 It separates the fractions on the basis of their characteristic buoyant density in a preformed density gradient.  The maximum density of the gradient exceeds the density of the densest particle in a time independent fashion. v = 2/9 rp2 (ρp – ρm) ω2r (ρp < ρm) η (f/f0)  Sedimentation occurs at their isodensity, and no further sedimentation occurs irrespective of the time.  This is because the sedimented particles keep floating on a cushion of the medium having greater density than its own.

 The 2 main types of density gradient are: – Continuous density formation – Discontinuous density formation  Continuous density formation is done by careful layering of the gradient medium of different densities one over the other.  This gradient is not very sharp, and it rather forms in a linear to the bottom of the tube.  It is formed by gradient formers.  Discontinuous density formation , also known as step gradient is characterized by marked variation by dissolving the gradient in various proportions and layered one over the other.  Layering is done by using a pipette, and the high density region is at the bottom of the tube and the lowest at the top. CHOICE OF GRADIENT  An ideal gradient must possess the following characteristics: – Permit the desired type of separation. – Be stable in the solution. – Be inert to biological material. – Be non-toxic – Must be inexpensive and easily available

Have negligible osmotic pressure and cause minimum change in pH, ionic strength, & viscosity. – Should not absorb light of wavelength used for the spectrophotometric assay. – Should not interfere with other assaying procedures.  No material however fulfill all the conditions strictly.  The commonly used gradients in biochemical separations are:  Sucrose (Not preferred due to increase in viscosity at density greater than 1.1-1.2 g/cm3 and it exerts very high osmotic effect at low concentrations)  Ficoll  Malrizamide  Percol  Cscb  Ludose
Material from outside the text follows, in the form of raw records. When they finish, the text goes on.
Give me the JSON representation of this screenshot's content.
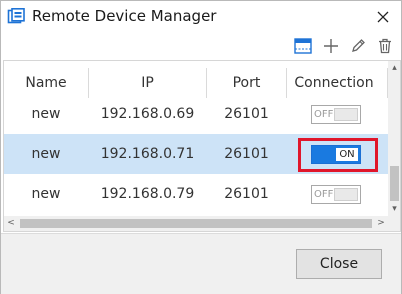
{
  "window": {
    "title": "Remote Device Manager",
    "app_icon": "device-manager-icon",
    "close_icon": "close-icon"
  },
  "toolbar": {
    "buttons": [
      {
        "icon": "device-list-icon"
      },
      {
        "icon": "add-icon"
      },
      {
        "icon": "edit-icon"
      },
      {
        "icon": "delete-icon"
      }
    ]
  },
  "table": {
    "columns": [
      "Name",
      "IP",
      "Port",
      "Connection"
    ],
    "rows": [
      {
        "name": "new",
        "ip": "192.168.0.69",
        "port": "26101",
        "connection": "OFF",
        "selected": false
      },
      {
        "name": "new",
        "ip": "192.168.0.71",
        "port": "26101",
        "connection": "ON",
        "selected": true
      },
      {
        "name": "new",
        "ip": "192.168.0.79",
        "port": "26101",
        "connection": "OFF",
        "selected": false
      }
    ]
  },
  "scroll_arrows": {
    "up": "▴",
    "down": "▾",
    "left": "<",
    "right": ">"
  },
  "footer": {
    "close_label": "Close"
  },
  "colors": {
    "selection": "#cde3f7",
    "toggle_on": "#1a7ae0",
    "highlight": "#e0162b",
    "app_icon": "#1e73d6"
  }
}
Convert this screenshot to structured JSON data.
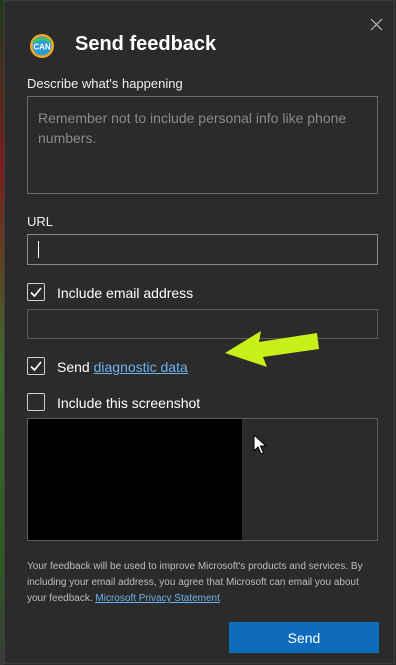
{
  "dialog": {
    "title": "Send feedback",
    "close_icon": "close-icon",
    "logo_icon": "logo-icon",
    "logo_text": "CAN"
  },
  "describe": {
    "label": "Describe what's happening",
    "placeholder": "Remember not to include personal info like phone numbers."
  },
  "url": {
    "label": "URL",
    "value": ""
  },
  "email": {
    "checkbox_label": "Include email address",
    "checked": true,
    "value": ""
  },
  "diagnostic": {
    "label_prefix": "Send",
    "link_text": "diagnostic data",
    "checked": true
  },
  "screenshot": {
    "checkbox_label": "Include this screenshot",
    "checked": false
  },
  "footer": {
    "text": "Your feedback will be used to improve Microsoft's products and services. By including your email address, you agree that Microsoft can email you about your feedback.",
    "link_text": "Microsoft Privacy Statement"
  },
  "send_button": {
    "label": "Send"
  },
  "colors": {
    "background": "#2b2b2b",
    "accent": "#0f6cbd",
    "link": "#6cb2ee",
    "annotation_arrow": "#c8f018"
  }
}
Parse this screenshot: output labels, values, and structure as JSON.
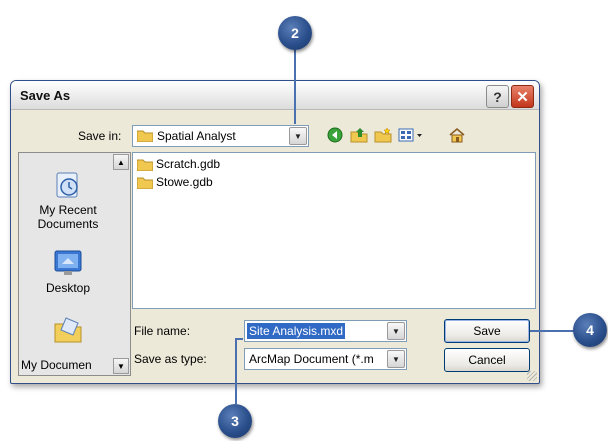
{
  "dialog": {
    "title": "Save As",
    "help_label": "?",
    "close_label": "✕"
  },
  "toolbar": {
    "save_in_label": "Save in:",
    "save_in_value": "Spatial Analyst",
    "icons": [
      "back-icon",
      "up-folder-icon",
      "new-folder-icon",
      "views-menu-icon",
      "home-icon"
    ]
  },
  "places": [
    {
      "label": "My Recent Documents",
      "icon": "recent-documents-icon"
    },
    {
      "label": "Desktop",
      "icon": "desktop-icon"
    },
    {
      "label": "My Documen",
      "icon": "my-documents-icon"
    }
  ],
  "files": [
    {
      "name": "Scratch.gdb",
      "icon": "folder-icon"
    },
    {
      "name": "Stowe.gdb",
      "icon": "folder-icon"
    }
  ],
  "form": {
    "file_name_label": "File name:",
    "file_name_value": "Site Analysis.mxd",
    "save_type_label": "Save as type:",
    "save_type_value": "ArcMap Document (*.m"
  },
  "buttons": {
    "save": "Save",
    "cancel": "Cancel"
  },
  "callouts": [
    "2",
    "3",
    "4"
  ],
  "colors": {
    "callout": "#2a4f8c",
    "window_border": "#2f4e8a",
    "dialog_bg": "#ece9d8",
    "selection": "#316ac5"
  }
}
 The mixture of the substance is carefully layered on top of the gradient.  This is done with the help of a pipette or a hypodermic syringe FRACTION COLLECTION  The various fractions are collected after the completion of the centrifugation procedure.  This can be done in 2 ways: – Careful sucking – Puncturing the bottom of the tube.

Density gradient centrifugation – Applications

 Rate zonal centrifugation is used for the separation of DNA, RNA, enzymes, hormones, hybrids, ribosomal subunits, and other subcellular fractions.  Isopycinc centrifugation is used in the separation of subcellular organelles, and isotopic studies involving macromolecules.